> **Records shown**
--- START ---

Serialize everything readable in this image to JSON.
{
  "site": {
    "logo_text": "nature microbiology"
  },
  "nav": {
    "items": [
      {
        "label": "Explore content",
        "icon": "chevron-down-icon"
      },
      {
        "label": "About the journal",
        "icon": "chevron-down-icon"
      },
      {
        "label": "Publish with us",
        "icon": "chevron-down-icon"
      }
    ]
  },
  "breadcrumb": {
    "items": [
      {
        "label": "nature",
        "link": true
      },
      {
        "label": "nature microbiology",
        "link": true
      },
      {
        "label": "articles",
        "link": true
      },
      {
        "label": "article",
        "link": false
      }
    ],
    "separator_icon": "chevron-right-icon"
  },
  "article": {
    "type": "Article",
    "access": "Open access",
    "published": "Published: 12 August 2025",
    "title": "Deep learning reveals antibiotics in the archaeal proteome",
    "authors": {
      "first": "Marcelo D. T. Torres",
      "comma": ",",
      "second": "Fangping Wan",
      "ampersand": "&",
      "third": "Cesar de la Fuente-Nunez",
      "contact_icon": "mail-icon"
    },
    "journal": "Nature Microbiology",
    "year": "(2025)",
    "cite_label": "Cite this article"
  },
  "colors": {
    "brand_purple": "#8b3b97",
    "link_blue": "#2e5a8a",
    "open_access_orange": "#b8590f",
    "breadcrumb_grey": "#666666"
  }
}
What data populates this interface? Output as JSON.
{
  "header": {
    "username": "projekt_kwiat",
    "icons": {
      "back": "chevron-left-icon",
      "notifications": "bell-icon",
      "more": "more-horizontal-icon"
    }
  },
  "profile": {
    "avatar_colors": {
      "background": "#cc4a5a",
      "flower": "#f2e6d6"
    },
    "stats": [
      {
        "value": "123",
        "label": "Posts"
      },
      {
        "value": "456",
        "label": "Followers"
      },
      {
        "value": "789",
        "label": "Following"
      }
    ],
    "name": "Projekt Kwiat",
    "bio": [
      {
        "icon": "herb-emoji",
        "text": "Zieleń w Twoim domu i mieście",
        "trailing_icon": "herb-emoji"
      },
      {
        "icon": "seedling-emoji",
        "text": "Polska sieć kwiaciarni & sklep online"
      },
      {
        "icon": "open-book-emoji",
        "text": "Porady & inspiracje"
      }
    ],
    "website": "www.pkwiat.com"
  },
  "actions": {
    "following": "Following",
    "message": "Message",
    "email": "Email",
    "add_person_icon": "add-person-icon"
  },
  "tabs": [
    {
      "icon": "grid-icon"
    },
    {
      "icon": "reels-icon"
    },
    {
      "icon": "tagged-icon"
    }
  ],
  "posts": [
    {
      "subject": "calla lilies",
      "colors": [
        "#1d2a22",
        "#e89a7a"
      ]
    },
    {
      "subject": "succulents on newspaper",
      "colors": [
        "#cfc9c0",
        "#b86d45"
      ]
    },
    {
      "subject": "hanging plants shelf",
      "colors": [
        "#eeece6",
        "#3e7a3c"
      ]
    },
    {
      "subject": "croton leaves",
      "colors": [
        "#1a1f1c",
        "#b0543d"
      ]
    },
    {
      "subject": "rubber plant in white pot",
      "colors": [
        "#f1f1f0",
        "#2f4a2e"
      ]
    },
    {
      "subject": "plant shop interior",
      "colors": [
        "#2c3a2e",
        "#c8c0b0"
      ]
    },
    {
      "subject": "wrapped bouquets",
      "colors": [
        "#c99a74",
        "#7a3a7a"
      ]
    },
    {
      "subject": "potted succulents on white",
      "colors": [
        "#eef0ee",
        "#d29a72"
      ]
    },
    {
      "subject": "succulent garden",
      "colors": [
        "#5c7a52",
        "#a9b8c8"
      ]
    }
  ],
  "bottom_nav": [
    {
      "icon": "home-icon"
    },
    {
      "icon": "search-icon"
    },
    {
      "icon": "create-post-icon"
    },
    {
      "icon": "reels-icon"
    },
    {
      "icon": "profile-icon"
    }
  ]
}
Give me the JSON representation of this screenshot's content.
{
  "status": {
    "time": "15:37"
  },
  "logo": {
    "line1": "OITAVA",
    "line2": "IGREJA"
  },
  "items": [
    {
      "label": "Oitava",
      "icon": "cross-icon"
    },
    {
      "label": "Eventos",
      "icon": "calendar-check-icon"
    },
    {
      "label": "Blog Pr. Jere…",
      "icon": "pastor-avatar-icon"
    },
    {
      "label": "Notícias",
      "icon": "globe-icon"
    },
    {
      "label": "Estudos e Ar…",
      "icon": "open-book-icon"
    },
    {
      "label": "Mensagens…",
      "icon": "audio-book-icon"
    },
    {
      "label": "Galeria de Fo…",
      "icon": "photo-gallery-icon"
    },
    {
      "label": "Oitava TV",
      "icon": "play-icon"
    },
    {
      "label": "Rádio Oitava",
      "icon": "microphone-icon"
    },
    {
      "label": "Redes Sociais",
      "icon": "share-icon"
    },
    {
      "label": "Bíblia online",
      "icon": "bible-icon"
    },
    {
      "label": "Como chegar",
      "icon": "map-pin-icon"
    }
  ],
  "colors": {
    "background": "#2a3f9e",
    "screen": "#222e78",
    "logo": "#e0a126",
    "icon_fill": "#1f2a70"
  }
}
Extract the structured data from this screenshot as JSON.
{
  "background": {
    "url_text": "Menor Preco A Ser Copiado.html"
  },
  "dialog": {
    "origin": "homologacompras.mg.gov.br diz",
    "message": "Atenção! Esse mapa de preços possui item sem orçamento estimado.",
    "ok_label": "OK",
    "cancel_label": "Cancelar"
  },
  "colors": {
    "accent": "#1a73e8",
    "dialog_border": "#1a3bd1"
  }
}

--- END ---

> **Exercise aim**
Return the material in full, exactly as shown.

> **Response box**
Serialize everything readable in this image to JSON.
{
  "site": {
    "logo_text": "nature microbiology"
  },
  "nav": {
    "items": [
      {
        "label": "Explore content",
        "icon": "chevron-down-icon"
      },
      {
        "label": "About the journal",
        "icon": "chevron-down-icon"
      },
      {
        "label": "Publish with us",
        "icon": "chevron-down-icon"
      }
    ]
  },
  "breadcrumb": {
    "items": [
      {
        "label": "nature",
        "link": true
      },
      {
        "label": "nature microbiology",
        "link": true
      },
      {
        "label": "articles",
        "link": true
      },
      {
        "label": "article",
        "link": false
      }
    ],
    "separator_icon": "chevron-right-icon"
  },
  "article": {
    "type": "Article",
    "access": "Open access",
    "published": "Published: 12 August 2025",
    "title": "Deep learning reveals antibiotics in the archaeal proteome",
    "authors": {
      "first": "Marcelo D. T. Torres",
      "comma": ",",
      "second": "Fangping Wan",
      "ampersand": "&",
      "third": "Cesar de la Fuente-Nunez",
      "contact_icon": "mail-icon"
    },
    "journal": "Nature Microbiology",
    "year": "(2025)",
    "cite_label": "Cite this article"
  },
  "colors": {
    "brand_purple": "#8b3b97",
    "link_blue": "#2e5a8a",
    "open_access_orange": "#b8590f",
    "breadcrumb_grey": "#666666"
  }
}
What data populates this interface? Output as JSON.
{
  "header": {
    "username": "projekt_kwiat",
    "icons": {
      "back": "chevron-left-icon",
      "notifications": "bell-icon",
      "more": "more-horizontal-icon"
    }
  },
  "profile": {
    "avatar_colors": {
      "background": "#cc4a5a",
      "flower": "#f2e6d6"
    },
    "stats": [
      {
        "value": "123",
        "label": "Posts"
      },
      {
        "value": "456",
        "label": "Followers"
      },
      {
        "value": "789",
        "label": "Following"
      }
    ],
    "name": "Projekt Kwiat",
    "bio": [
      {
        "icon": "herb-emoji",
        "text": "Zieleń w Twoim domu i mieście",
        "trailing_icon": "herb-emoji"
      },
      {
        "icon": "seedling-emoji",
        "text": "Polska sieć kwiaciarni & sklep online"
      },
      {
        "icon": "open-book-emoji",
        "text": "Porady & inspiracje"
      }
    ],
    "website": "www.pkwiat.com"
  },
  "actions": {
    "following": "Following",
    "message": "Message",
    "email": "Email",
    "add_person_icon": "add-person-icon"
  },
  "tabs": [
    {
      "icon": "grid-icon"
    },
    {
      "icon": "reels-icon"
    },
    {
      "icon": "tagged-icon"
    }
  ],
  "posts": [
    {
      "subject": "calla lilies",
      "colors": [
        "#1d2a22",
        "#e89a7a"
      ]
    },
    {
      "subject": "succulents on newspaper",
      "colors": [
        "#cfc9c0",
        "#b86d45"
      ]
    },
    {
      "subject": "hanging plants shelf",
      "colors": [
        "#eeece6",
        "#3e7a3c"
      ]
    },
    {
      "subject": "croton leaves",
      "colors": [
        "#1a1f1c",
        "#b0543d"
      ]
    },
    {
      "subject": "rubber plant in white pot",
      "colors": [
        "#f1f1f0",
        "#2f4a2e"
      ]
    },
    {
      "subject": "plant shop interior",
      "colors": [
        "#2c3a2e",
        "#c8c0b0"
      ]
    },
    {
      "subject": "wrapped bouquets",
      "colors": [
        "#c99a74",
        "#7a3a7a"
      ]
    },
    {
      "subject": "potted succulents on white",
      "colors": [
        "#eef0ee",
        "#d29a72"
      ]
    },
    {
      "subject": "succulent garden",
      "colors": [
        "#5c7a52",
        "#a9b8c8"
      ]
    }
  ],
  "bottom_nav": [
    {
      "icon": "home-icon"
    },
    {
      "icon": "search-icon"
    },
    {
      "icon": "create-post-icon"
    },
    {
      "icon": "reels-icon"
    },
    {
      "icon": "profile-icon"
    }
  ]
}
Give me the JSON representation of this screenshot's content.
{
  "status": {
    "time": "15:37"
  },
  "logo": {
    "line1": "OITAVA",
    "line2": "IGREJA"
  },
  "items": [
    {
      "label": "Oitava",
      "icon": "cross-icon"
    },
    {
      "label": "Eventos",
      "icon": "calendar-check-icon"
    },
    {
      "label": "Blog Pr. Jere…",
      "icon": "pastor-avatar-icon"
    },
    {
      "label": "Notícias",
      "icon": "globe-icon"
    },
    {
      "label": "Estudos e Ar…",
      "icon": "open-book-icon"
    },
    {
      "label": "Mensagens…",
      "icon": "audio-book-icon"
    },
    {
      "label": "Galeria de Fo…",
      "icon": "photo-gallery-icon"
    },
    {
      "label": "Oitava TV",
      "icon": "play-icon"
    },
    {
      "label": "Rádio Oitava",
      "icon": "microphone-icon"
    },
    {
      "label": "Redes Sociais",
      "icon": "share-icon"
    },
    {
      "label": "Bíblia online",
      "icon": "bible-icon"
    },
    {
      "label": "Como chegar",
      "icon": "map-pin-icon"
    }
  ],
  "colors": {
    "background": "#2a3f9e",
    "screen": "#222e78",
    "logo": "#e0a126",
    "icon_fill": "#1f2a70"
  }
}
Extract the structured data from this screenshot as JSON.
{
  "background": {
    "url_text": "Menor Preco A Ser Copiado.html"
  },
  "dialog": {
    "origin": "homologacompras.mg.gov.br diz",
    "message": "Atenção! Esse mapa de preços possui item sem orçamento estimado.",
    "ok_label": "OK",
    "cancel_label": "Cancelar"
  },
  "colors": {
    "accent": "#1a73e8",
    "dialog_border": "#1a3bd1"
  }
}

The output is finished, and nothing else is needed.